EXERCISE AIM: Exact retyping of the data: please keep every word and drop each picture.

= Beginning of Section =

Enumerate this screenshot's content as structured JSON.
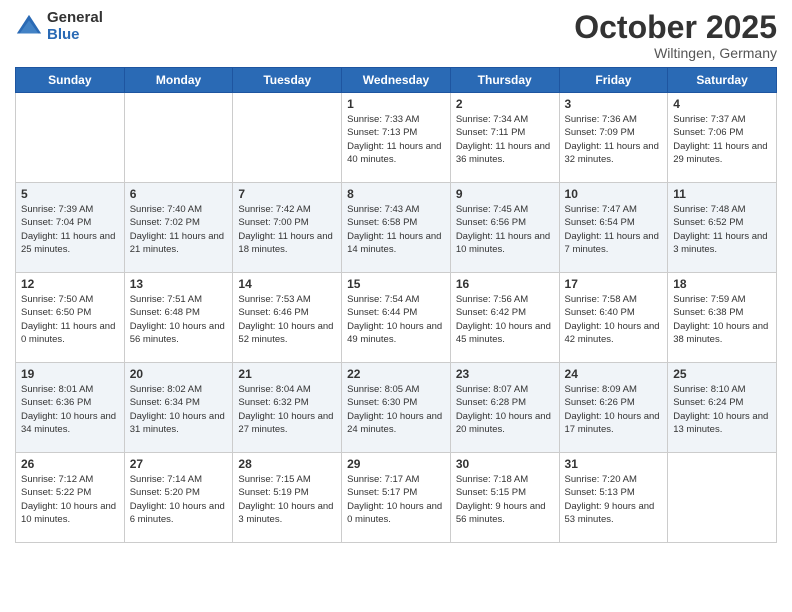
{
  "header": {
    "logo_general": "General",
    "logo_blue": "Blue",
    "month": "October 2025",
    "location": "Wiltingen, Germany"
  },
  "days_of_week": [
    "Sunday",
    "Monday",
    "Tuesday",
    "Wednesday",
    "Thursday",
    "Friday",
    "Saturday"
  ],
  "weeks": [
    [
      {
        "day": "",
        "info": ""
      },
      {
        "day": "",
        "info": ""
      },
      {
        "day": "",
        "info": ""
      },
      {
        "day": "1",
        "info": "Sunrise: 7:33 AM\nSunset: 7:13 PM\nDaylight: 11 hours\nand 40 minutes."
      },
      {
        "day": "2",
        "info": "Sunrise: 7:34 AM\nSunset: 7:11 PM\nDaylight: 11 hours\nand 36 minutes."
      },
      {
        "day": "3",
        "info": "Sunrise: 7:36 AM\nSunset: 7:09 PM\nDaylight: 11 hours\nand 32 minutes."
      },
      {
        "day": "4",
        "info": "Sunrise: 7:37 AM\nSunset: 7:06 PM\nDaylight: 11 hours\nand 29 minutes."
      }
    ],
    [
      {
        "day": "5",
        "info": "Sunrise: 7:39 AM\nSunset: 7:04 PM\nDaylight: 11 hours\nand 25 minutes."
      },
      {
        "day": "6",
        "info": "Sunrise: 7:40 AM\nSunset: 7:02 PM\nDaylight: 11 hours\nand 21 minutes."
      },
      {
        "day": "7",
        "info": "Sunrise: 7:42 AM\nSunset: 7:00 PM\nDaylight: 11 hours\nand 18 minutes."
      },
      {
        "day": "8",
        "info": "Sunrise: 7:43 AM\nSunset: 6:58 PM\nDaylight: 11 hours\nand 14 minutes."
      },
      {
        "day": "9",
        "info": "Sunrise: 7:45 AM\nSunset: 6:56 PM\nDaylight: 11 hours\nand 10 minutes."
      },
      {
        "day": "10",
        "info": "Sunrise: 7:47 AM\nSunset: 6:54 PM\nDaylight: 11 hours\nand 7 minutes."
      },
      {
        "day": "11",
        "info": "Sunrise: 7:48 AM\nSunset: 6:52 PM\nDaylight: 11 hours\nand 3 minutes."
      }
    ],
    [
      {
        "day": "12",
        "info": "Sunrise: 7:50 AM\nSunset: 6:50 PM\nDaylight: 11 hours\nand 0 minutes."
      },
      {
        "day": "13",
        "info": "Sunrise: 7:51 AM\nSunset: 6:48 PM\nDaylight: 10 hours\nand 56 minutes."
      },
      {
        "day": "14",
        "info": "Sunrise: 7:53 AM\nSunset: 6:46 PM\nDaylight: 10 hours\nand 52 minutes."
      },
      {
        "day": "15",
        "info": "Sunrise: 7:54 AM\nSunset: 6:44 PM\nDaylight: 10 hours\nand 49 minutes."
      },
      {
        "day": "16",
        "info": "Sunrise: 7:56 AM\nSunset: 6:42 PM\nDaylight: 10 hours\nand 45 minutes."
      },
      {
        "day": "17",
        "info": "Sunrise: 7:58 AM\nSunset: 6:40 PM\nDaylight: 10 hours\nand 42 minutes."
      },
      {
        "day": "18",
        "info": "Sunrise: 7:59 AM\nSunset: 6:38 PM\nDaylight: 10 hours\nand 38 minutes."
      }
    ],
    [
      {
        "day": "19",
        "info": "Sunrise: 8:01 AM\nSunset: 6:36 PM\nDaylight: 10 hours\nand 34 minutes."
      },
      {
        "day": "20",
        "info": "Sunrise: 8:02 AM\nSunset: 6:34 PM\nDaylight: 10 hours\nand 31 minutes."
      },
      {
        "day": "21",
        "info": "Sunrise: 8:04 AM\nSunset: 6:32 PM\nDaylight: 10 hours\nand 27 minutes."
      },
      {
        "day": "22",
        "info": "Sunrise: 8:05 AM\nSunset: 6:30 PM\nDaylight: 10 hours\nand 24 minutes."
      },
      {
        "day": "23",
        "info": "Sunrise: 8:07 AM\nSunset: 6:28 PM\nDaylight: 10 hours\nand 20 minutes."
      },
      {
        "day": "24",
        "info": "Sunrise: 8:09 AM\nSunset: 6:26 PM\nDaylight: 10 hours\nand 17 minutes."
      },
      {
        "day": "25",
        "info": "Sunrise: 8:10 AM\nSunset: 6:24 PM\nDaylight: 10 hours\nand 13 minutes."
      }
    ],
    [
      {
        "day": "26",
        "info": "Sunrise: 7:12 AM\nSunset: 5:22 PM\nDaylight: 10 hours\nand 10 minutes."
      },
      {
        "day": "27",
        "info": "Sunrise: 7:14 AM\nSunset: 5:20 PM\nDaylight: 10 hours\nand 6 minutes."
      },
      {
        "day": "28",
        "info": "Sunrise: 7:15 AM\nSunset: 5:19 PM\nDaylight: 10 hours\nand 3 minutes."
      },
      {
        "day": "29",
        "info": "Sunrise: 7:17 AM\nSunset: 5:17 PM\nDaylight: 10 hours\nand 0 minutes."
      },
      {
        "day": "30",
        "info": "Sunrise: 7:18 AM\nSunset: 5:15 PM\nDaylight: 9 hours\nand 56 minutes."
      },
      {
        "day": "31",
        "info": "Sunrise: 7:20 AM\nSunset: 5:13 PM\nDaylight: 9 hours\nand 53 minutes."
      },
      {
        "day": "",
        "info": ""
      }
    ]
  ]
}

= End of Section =

OUTPUT FOR THIS EXERCISE:
Enumerate this screenshot's content as structured JSON.
{
  "header": {
    "logo_general": "General",
    "logo_blue": "Blue",
    "month": "October 2025",
    "location": "Wiltingen, Germany"
  },
  "days_of_week": [
    "Sunday",
    "Monday",
    "Tuesday",
    "Wednesday",
    "Thursday",
    "Friday",
    "Saturday"
  ],
  "weeks": [
    [
      {
        "day": "",
        "info": ""
      },
      {
        "day": "",
        "info": ""
      },
      {
        "day": "",
        "info": ""
      },
      {
        "day": "1",
        "info": "Sunrise: 7:33 AM\nSunset: 7:13 PM\nDaylight: 11 hours\nand 40 minutes."
      },
      {
        "day": "2",
        "info": "Sunrise: 7:34 AM\nSunset: 7:11 PM\nDaylight: 11 hours\nand 36 minutes."
      },
      {
        "day": "3",
        "info": "Sunrise: 7:36 AM\nSunset: 7:09 PM\nDaylight: 11 hours\nand 32 minutes."
      },
      {
        "day": "4",
        "info": "Sunrise: 7:37 AM\nSunset: 7:06 PM\nDaylight: 11 hours\nand 29 minutes."
      }
    ],
    [
      {
        "day": "5",
        "info": "Sunrise: 7:39 AM\nSunset: 7:04 PM\nDaylight: 11 hours\nand 25 minutes."
      },
      {
        "day": "6",
        "info": "Sunrise: 7:40 AM\nSunset: 7:02 PM\nDaylight: 11 hours\nand 21 minutes."
      },
      {
        "day": "7",
        "info": "Sunrise: 7:42 AM\nSunset: 7:00 PM\nDaylight: 11 hours\nand 18 minutes."
      },
      {
        "day": "8",
        "info": "Sunrise: 7:43 AM\nSunset: 6:58 PM\nDaylight: 11 hours\nand 14 minutes."
      },
      {
        "day": "9",
        "info": "Sunrise: 7:45 AM\nSunset: 6:56 PM\nDaylight: 11 hours\nand 10 minutes."
      },
      {
        "day": "10",
        "info": "Sunrise: 7:47 AM\nSunset: 6:54 PM\nDaylight: 11 hours\nand 7 minutes."
      },
      {
        "day": "11",
        "info": "Sunrise: 7:48 AM\nSunset: 6:52 PM\nDaylight: 11 hours\nand 3 minutes."
      }
    ],
    [
      {
        "day": "12",
        "info": "Sunrise: 7:50 AM\nSunset: 6:50 PM\nDaylight: 11 hours\nand 0 minutes."
      },
      {
        "day": "13",
        "info": "Sunrise: 7:51 AM\nSunset: 6:48 PM\nDaylight: 10 hours\nand 56 minutes."
      },
      {
        "day": "14",
        "info": "Sunrise: 7:53 AM\nSunset: 6:46 PM\nDaylight: 10 hours\nand 52 minutes."
      },
      {
        "day": "15",
        "info": "Sunrise: 7:54 AM\nSunset: 6:44 PM\nDaylight: 10 hours\nand 49 minutes."
      },
      {
        "day": "16",
        "info": "Sunrise: 7:56 AM\nSunset: 6:42 PM\nDaylight: 10 hours\nand 45 minutes."
      },
      {
        "day": "17",
        "info": "Sunrise: 7:58 AM\nSunset: 6:40 PM\nDaylight: 10 hours\nand 42 minutes."
      },
      {
        "day": "18",
        "info": "Sunrise: 7:59 AM\nSunset: 6:38 PM\nDaylight: 10 hours\nand 38 minutes."
      }
    ],
    [
      {
        "day": "19",
        "info": "Sunrise: 8:01 AM\nSunset: 6:36 PM\nDaylight: 10 hours\nand 34 minutes."
      },
      {
        "day": "20",
        "info": "Sunrise: 8:02 AM\nSunset: 6:34 PM\nDaylight: 10 hours\nand 31 minutes."
      },
      {
        "day": "21",
        "info": "Sunrise: 8:04 AM\nSunset: 6:32 PM\nDaylight: 10 hours\nand 27 minutes."
      },
      {
        "day": "22",
        "info": "Sunrise: 8:05 AM\nSunset: 6:30 PM\nDaylight: 10 hours\nand 24 minutes."
      },
      {
        "day": "23",
        "info": "Sunrise: 8:07 AM\nSunset: 6:28 PM\nDaylight: 10 hours\nand 20 minutes."
      },
      {
        "day": "24",
        "info": "Sunrise: 8:09 AM\nSunset: 6:26 PM\nDaylight: 10 hours\nand 17 minutes."
      },
      {
        "day": "25",
        "info": "Sunrise: 8:10 AM\nSunset: 6:24 PM\nDaylight: 10 hours\nand 13 minutes."
      }
    ],
    [
      {
        "day": "26",
        "info": "Sunrise: 7:12 AM\nSunset: 5:22 PM\nDaylight: 10 hours\nand 10 minutes."
      },
      {
        "day": "27",
        "info": "Sunrise: 7:14 AM\nSunset: 5:20 PM\nDaylight: 10 hours\nand 6 minutes."
      },
      {
        "day": "28",
        "info": "Sunrise: 7:15 AM\nSunset: 5:19 PM\nDaylight: 10 hours\nand 3 minutes."
      },
      {
        "day": "29",
        "info": "Sunrise: 7:17 AM\nSunset: 5:17 PM\nDaylight: 10 hours\nand 0 minutes."
      },
      {
        "day": "30",
        "info": "Sunrise: 7:18 AM\nSunset: 5:15 PM\nDaylight: 9 hours\nand 56 minutes."
      },
      {
        "day": "31",
        "info": "Sunrise: 7:20 AM\nSunset: 5:13 PM\nDaylight: 9 hours\nand 53 minutes."
      },
      {
        "day": "",
        "info": ""
      }
    ]
  ]
}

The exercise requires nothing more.